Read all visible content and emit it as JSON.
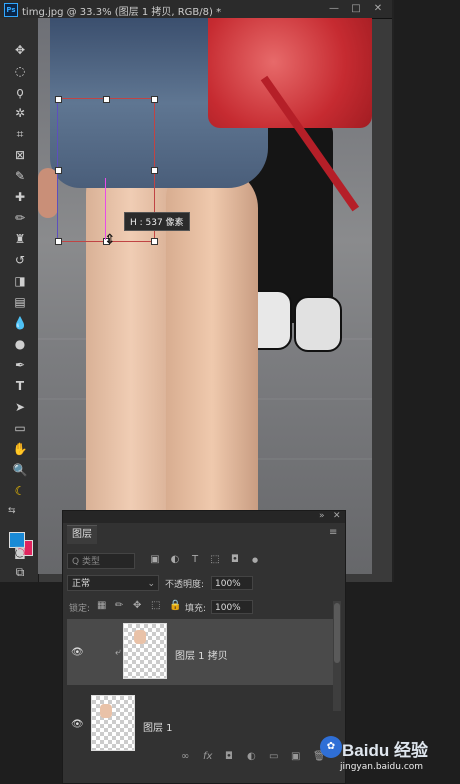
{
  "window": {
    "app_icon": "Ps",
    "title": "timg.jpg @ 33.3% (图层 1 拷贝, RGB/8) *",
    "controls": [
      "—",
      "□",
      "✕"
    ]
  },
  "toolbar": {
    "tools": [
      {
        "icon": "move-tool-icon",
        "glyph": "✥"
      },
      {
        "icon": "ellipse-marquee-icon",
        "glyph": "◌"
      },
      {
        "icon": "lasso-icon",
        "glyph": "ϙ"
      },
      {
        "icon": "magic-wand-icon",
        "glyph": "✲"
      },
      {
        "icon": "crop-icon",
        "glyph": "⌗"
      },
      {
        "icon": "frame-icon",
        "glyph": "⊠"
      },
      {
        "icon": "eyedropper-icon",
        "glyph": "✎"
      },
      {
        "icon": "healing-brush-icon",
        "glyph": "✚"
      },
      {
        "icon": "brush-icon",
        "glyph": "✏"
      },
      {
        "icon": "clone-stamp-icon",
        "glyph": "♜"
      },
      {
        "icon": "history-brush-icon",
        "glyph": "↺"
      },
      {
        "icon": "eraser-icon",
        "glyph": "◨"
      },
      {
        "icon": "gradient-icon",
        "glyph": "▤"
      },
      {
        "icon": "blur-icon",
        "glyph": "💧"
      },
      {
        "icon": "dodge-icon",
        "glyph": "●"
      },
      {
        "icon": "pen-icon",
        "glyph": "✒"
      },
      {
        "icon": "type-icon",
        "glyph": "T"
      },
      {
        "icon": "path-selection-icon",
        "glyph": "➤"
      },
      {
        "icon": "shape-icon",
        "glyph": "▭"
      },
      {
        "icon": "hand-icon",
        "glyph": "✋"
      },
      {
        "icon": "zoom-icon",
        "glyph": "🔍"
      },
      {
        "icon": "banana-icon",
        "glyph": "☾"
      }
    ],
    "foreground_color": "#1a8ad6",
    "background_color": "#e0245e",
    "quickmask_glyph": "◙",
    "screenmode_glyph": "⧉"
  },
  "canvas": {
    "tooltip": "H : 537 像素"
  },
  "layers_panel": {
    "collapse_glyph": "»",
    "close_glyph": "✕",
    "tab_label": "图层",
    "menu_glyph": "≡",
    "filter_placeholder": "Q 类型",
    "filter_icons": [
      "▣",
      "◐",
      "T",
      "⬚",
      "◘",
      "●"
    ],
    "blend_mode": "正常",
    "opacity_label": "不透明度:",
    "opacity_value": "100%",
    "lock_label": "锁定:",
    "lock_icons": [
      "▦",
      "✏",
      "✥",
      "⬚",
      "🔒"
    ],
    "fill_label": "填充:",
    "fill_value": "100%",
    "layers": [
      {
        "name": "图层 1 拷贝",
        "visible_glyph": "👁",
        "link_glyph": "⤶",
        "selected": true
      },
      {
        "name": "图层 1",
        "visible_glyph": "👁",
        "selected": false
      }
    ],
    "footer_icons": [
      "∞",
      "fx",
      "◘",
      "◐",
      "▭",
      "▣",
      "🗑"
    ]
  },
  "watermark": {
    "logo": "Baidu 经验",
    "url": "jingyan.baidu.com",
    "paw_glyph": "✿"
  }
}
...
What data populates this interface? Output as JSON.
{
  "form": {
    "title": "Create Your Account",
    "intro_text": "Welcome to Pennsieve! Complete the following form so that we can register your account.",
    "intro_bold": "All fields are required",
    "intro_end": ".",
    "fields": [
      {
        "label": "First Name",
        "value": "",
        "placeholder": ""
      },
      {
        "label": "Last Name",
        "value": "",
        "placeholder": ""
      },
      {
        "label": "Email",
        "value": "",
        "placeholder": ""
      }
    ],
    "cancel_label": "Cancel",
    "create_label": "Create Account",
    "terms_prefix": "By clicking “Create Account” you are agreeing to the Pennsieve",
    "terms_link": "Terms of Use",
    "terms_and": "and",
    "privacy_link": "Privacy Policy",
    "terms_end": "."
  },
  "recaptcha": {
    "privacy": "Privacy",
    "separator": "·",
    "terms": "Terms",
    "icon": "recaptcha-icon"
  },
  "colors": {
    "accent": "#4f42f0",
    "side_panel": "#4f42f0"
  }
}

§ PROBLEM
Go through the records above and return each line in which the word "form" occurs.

§ TASK OUTPUT
  "form": {
    "intro_text": "Welcome to Pennsieve! Complete the following form so that we can register your account.",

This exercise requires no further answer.